He wasn't. Tadatoshi had been murdered and his body buried near a temple. When the Shogun orders Sano to investigate, Matsudaira sees a way to push his rival aside, especially after he learns that Sano's mother may have been involved in the crime. If Sano does not solve the crime, he will at the very least be thrown from power, but if his mother is a murderer, then he and his wife, children, and retainers will all be executed as well. While solving the murder that may lead to his own death, Sano must also flush out his old enemy, Yanigasawa, who has escaped from exile and may be behind the current unrest. Rowland nicely ties questions of family, loyalty, and justice into the web of political intrigue, and even manages a happy ending for a few of her characters.

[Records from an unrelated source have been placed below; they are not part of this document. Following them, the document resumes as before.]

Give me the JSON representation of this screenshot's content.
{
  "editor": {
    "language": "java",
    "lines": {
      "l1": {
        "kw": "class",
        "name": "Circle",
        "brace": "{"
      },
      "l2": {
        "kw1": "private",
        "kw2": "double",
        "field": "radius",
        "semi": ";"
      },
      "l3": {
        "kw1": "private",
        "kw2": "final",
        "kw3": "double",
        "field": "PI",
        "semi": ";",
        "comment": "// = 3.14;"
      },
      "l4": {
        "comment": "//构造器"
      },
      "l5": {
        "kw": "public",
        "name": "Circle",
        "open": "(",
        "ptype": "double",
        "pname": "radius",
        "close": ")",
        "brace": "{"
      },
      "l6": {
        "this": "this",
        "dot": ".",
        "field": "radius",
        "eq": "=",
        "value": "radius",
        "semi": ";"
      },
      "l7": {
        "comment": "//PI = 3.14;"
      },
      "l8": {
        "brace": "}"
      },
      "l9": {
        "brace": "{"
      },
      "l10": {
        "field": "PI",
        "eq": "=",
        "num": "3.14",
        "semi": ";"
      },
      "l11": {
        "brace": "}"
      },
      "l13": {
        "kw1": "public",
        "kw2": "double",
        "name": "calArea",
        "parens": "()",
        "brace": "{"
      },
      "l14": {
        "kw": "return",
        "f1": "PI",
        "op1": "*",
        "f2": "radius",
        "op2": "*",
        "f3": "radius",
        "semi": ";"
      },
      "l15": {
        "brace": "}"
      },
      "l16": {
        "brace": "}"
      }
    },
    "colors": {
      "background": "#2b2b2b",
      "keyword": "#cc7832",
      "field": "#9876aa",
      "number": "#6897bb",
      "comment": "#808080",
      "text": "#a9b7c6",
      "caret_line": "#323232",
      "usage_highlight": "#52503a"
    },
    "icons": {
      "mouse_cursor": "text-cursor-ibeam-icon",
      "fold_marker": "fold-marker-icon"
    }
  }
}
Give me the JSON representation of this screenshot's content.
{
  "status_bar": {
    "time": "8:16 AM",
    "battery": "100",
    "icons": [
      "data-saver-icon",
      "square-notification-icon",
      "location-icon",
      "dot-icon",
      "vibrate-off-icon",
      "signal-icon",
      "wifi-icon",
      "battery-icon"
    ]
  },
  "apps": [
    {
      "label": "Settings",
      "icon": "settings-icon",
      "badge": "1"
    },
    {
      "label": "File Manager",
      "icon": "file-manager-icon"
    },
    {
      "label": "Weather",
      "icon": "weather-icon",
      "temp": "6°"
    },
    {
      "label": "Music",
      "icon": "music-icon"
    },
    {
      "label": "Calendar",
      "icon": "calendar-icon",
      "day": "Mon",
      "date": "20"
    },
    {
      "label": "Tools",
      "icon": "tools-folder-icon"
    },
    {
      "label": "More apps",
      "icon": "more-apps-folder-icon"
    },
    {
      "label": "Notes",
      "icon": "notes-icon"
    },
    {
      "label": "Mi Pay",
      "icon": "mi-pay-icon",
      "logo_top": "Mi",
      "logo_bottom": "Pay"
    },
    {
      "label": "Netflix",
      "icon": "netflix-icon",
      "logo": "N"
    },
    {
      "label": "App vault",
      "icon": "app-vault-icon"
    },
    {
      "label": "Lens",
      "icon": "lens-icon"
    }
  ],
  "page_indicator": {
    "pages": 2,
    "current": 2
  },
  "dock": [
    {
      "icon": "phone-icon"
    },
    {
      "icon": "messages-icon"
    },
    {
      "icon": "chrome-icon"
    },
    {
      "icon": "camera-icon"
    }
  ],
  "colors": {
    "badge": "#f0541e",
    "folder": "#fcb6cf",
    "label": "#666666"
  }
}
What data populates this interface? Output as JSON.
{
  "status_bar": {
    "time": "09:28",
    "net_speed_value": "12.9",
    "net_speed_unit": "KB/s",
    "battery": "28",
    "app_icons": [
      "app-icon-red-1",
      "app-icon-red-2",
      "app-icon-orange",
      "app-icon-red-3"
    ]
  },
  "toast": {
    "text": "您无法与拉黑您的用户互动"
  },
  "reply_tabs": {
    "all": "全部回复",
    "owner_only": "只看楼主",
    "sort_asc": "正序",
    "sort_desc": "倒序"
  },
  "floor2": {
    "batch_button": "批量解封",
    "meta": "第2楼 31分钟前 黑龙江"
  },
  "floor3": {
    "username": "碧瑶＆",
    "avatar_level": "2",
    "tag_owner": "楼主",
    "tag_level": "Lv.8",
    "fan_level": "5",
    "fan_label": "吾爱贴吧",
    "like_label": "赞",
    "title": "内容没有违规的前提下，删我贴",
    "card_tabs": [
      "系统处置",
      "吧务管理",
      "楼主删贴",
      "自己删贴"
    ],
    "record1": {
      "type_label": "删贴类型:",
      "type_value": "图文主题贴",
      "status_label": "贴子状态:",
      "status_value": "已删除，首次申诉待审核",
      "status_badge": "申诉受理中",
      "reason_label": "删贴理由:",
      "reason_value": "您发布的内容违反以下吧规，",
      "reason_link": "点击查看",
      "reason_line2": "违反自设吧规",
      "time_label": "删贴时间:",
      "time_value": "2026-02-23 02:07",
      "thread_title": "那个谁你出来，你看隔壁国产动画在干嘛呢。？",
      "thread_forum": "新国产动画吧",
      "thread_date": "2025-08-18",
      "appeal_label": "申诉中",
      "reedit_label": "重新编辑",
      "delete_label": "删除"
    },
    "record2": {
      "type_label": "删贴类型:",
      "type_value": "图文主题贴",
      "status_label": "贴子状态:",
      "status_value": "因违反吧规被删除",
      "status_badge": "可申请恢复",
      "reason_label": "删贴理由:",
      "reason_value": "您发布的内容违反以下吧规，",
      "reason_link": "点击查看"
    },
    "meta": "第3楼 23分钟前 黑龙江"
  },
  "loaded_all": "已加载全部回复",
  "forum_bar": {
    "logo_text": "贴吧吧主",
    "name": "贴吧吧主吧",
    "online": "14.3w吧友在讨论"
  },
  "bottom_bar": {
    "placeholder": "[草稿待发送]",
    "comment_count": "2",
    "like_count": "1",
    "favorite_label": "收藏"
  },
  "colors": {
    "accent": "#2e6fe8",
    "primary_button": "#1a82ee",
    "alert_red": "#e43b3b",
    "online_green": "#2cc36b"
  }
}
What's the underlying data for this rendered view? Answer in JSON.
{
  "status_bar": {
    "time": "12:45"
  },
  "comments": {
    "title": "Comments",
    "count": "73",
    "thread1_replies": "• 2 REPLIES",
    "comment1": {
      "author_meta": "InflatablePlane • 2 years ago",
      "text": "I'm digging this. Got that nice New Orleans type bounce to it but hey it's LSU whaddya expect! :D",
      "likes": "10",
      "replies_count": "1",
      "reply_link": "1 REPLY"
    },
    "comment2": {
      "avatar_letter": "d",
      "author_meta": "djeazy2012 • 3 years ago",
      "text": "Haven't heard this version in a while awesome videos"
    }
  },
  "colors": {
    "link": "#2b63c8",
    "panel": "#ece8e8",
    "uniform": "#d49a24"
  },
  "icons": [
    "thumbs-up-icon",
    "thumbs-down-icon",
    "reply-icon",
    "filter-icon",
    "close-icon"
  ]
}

She's also dropped the mystical undertones of her past few books and that gives The Fire Kimono a more even tone than her previous few outings. Like most series, it's best to read the Sano Ichiro books in order, but this one is well contained enough to serve as an introduction to the series.